My Enemy’s Cradle
Cyrla, child of a Polish Jewish father and a Dutch mother, is sent to live with her late mother’s family in Holland on the eve of World War II. It is hoped her Germanic blondness will be enough to keep her safe. She forms a close bond with her cousin, Anneke, who is in love with Karl, a German soldier. Cyrla has the opportunity to assume Anneke’s identity and escape immediate danger by entering a Lebensborn home for unwed mothers in Germany. In these homes, racially “pure” young women receive shelter and fulfill the exalted role of breeders for the master race. Of course Cyrla is not pregnant, but she remedies that with lightning speed, though it is left unclear whether the child’s father is Isaak, her Jewish lover, or a German soldier who rapes her.

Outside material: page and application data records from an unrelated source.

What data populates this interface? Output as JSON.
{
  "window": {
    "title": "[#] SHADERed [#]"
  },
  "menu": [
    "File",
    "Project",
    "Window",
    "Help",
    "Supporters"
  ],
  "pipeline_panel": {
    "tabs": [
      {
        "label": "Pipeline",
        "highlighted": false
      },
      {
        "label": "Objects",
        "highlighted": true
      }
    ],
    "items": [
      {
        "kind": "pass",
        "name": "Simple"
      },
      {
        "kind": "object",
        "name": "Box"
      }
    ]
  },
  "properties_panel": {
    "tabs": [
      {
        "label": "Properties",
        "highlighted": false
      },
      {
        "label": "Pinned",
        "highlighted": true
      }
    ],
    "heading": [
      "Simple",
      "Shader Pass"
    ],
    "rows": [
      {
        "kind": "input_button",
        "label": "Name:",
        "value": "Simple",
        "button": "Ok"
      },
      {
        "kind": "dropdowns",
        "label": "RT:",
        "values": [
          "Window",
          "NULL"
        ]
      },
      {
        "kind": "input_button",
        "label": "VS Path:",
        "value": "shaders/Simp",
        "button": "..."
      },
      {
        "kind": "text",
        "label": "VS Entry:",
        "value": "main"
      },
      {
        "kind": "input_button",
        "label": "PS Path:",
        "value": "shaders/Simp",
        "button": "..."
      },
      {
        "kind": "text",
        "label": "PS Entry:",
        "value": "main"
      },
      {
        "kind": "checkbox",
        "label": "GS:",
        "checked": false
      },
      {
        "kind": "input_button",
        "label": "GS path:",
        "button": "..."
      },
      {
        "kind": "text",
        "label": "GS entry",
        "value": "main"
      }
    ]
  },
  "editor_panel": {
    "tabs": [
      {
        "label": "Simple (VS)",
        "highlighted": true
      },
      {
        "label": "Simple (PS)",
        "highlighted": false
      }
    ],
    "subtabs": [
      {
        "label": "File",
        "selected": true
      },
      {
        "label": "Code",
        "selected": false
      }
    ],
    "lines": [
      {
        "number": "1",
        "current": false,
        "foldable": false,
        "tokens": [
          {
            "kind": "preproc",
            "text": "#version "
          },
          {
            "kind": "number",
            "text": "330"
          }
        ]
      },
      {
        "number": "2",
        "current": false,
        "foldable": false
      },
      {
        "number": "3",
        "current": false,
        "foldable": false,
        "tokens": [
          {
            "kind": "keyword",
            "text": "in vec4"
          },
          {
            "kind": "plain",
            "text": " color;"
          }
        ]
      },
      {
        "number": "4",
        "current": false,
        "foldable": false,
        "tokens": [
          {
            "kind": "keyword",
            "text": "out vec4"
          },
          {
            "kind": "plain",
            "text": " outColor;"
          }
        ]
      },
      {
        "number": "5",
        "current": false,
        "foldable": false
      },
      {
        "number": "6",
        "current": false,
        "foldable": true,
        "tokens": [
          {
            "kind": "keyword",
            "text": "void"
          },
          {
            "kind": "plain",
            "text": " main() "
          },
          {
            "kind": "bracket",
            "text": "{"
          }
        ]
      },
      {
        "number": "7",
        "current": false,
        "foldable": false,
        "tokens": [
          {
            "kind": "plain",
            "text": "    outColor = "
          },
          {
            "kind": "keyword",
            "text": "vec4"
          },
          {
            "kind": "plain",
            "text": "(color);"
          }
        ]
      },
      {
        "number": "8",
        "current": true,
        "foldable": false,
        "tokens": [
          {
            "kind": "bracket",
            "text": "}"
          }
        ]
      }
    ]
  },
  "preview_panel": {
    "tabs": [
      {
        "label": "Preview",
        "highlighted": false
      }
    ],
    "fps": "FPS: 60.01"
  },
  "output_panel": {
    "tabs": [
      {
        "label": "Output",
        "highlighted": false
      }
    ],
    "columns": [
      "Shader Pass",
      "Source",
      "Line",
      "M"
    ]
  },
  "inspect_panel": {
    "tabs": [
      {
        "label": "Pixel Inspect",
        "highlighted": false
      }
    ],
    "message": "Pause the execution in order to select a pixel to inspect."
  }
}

At times, the plot relies too much on fortuitous twists. Anneke’s Karl appears at the home, expecting to find her there and instead finding Cyrla. Karl and Cyrla swiftly discover that they love, not, respectively, Anneke and Isaac, but each other. It was easier to believe that Karl was deeply attracted to Cyrla even while he was involved with Anneke than that Cyrla’s feelings would change so quickly. Cyrla’s first-person voice, that of a survivor recounting her tale, often seems absolutely authentic, but she never confronts her feelings about her child’s doubtful paternity in a way that rings emotionally true. However, the chilling depiction of Hitler’s attempt to recreate the world in his own demonic image through selective breeding, and the constant sense of Cyrla’s peril, make this a gripping novel.